(Information)

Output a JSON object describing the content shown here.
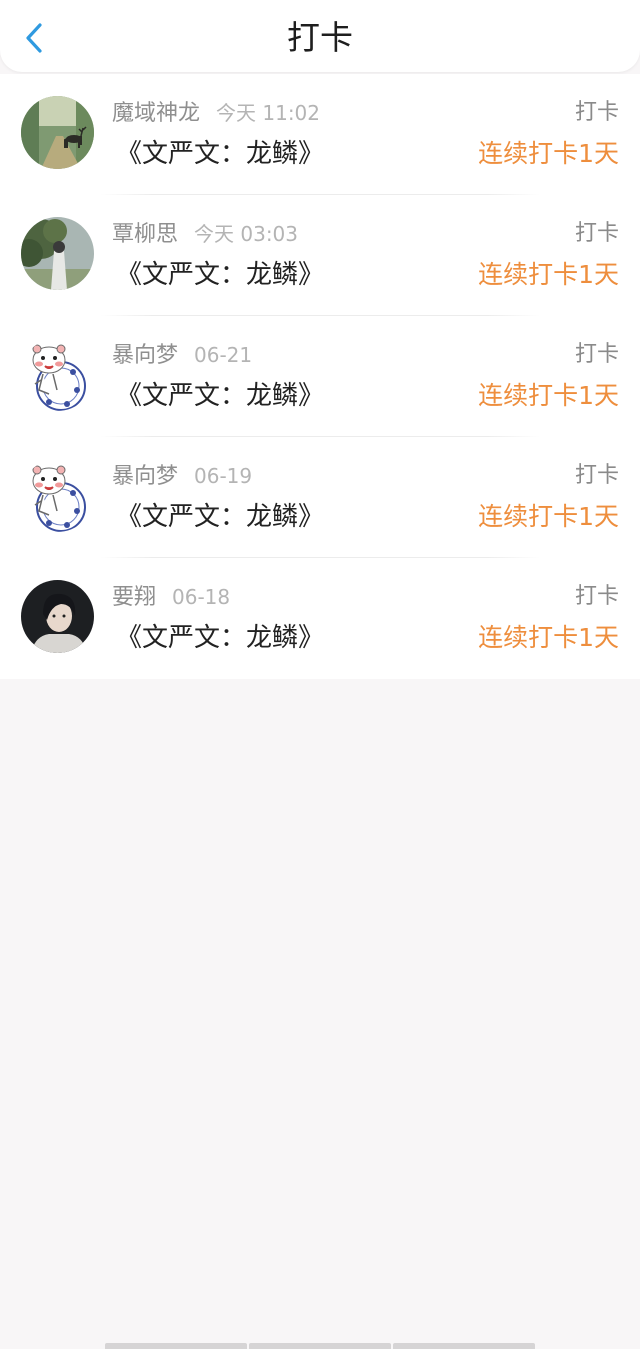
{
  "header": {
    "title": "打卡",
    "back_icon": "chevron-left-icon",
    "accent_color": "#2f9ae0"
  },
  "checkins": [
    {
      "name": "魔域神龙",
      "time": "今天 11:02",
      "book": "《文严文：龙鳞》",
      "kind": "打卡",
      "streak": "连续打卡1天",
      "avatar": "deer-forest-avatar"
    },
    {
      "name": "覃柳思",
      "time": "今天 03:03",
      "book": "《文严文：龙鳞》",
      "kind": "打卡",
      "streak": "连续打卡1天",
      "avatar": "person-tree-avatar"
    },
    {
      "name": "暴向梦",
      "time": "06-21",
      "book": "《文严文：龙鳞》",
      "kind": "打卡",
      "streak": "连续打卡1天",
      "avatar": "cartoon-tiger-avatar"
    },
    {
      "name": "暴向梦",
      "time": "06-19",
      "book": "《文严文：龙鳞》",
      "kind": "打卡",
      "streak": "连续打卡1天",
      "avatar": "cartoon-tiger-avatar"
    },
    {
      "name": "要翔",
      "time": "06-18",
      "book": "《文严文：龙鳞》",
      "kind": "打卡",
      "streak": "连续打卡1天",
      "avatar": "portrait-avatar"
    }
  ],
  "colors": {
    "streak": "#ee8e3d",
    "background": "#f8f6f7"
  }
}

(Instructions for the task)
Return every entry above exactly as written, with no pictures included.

(Output)
Output a JSON object describing the content shown here.
{
  "header": {
    "title": "打卡",
    "back_icon": "chevron-left-icon",
    "accent_color": "#2f9ae0"
  },
  "checkins": [
    {
      "name": "魔域神龙",
      "time": "今天 11:02",
      "book": "《文严文：龙鳞》",
      "kind": "打卡",
      "streak": "连续打卡1天",
      "avatar": "deer-forest-avatar"
    },
    {
      "name": "覃柳思",
      "time": "今天 03:03",
      "book": "《文严文：龙鳞》",
      "kind": "打卡",
      "streak": "连续打卡1天",
      "avatar": "person-tree-avatar"
    },
    {
      "name": "暴向梦",
      "time": "06-21",
      "book": "《文严文：龙鳞》",
      "kind": "打卡",
      "streak": "连续打卡1天",
      "avatar": "cartoon-tiger-avatar"
    },
    {
      "name": "暴向梦",
      "time": "06-19",
      "book": "《文严文：龙鳞》",
      "kind": "打卡",
      "streak": "连续打卡1天",
      "avatar": "cartoon-tiger-avatar"
    },
    {
      "name": "要翔",
      "time": "06-18",
      "book": "《文严文：龙鳞》",
      "kind": "打卡",
      "streak": "连续打卡1天",
      "avatar": "portrait-avatar"
    }
  ],
  "colors": {
    "streak": "#ee8e3d",
    "background": "#f8f6f7"
  }
}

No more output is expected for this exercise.